The Bank of England has released a report that claims its strategy of Quantitative Easing, effectively printing money and giving it to banks to lend to businesses, has not negatively affected pensions. However, the Director-General of Saga, Dr Ros Altmann, disagrees with both the argument and the conclusion given by the bank.
The crux of the Bank’s argument is that although interest rates have fallen, which has undeniably harmed pensioners who have large savings rather than investments, the strengthening of the stock and shares markets has helped pension funds, overall cancelling out the effect on pensioners.
However, Dr Altmann believes that “the Bank fails to properly address the impact of QE on a vital demographic group of the UK economy – in particular the 21 million over 50s who have been negatively impacted. Given that QE, even on the Bank’s own estimates, has pushed up inflation significantly, the impact on real incomes and spending power of Britain’s retirees has been damaged. The Bank seems oblivious to this effect.”
Her belief is based on the fact that not only have pensioners lost money due to savings, even if they haven’t lost money from their pension funds (which is of little comfort to those pensioners who relied mostly on savings) but that the rise in the cost of living caused by quantitative easing has seen the real worth of pension funds and interest from savings drop further still.
Another problem that she believes the bank has failed to address is the change in pay-outs of gilts, which many pension funds are invested in heavily. Dr Altmann says the Bank’s actions have encouraged more people to buy gilts, “artificially driving down gilt yields which […] is permanently impoverishing pensioners, is pushing up inflation and damaging consumer spending.”

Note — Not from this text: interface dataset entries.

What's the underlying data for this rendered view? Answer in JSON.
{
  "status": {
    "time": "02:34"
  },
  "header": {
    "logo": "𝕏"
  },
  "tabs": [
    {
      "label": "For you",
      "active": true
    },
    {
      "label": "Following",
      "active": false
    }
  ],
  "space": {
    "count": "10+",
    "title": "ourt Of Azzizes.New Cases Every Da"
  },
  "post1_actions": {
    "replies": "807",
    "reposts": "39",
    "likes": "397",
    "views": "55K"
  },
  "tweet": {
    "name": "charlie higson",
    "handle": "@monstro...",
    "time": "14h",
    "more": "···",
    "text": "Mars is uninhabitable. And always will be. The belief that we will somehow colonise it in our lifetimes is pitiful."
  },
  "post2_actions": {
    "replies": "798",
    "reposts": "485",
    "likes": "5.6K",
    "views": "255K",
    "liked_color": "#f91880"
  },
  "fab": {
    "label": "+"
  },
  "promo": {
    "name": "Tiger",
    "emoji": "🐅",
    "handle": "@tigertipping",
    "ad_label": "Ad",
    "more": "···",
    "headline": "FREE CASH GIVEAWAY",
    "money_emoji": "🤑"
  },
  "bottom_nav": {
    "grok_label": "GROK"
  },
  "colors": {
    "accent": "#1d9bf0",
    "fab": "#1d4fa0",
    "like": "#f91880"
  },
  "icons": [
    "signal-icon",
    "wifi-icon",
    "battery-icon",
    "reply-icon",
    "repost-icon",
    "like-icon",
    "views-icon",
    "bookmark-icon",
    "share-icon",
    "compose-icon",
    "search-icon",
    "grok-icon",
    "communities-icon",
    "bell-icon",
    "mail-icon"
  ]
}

Whilst she does not argue with the bank about the effects of quantitative easing, she does claim that “all the negative impacts need to be taken more seriously.”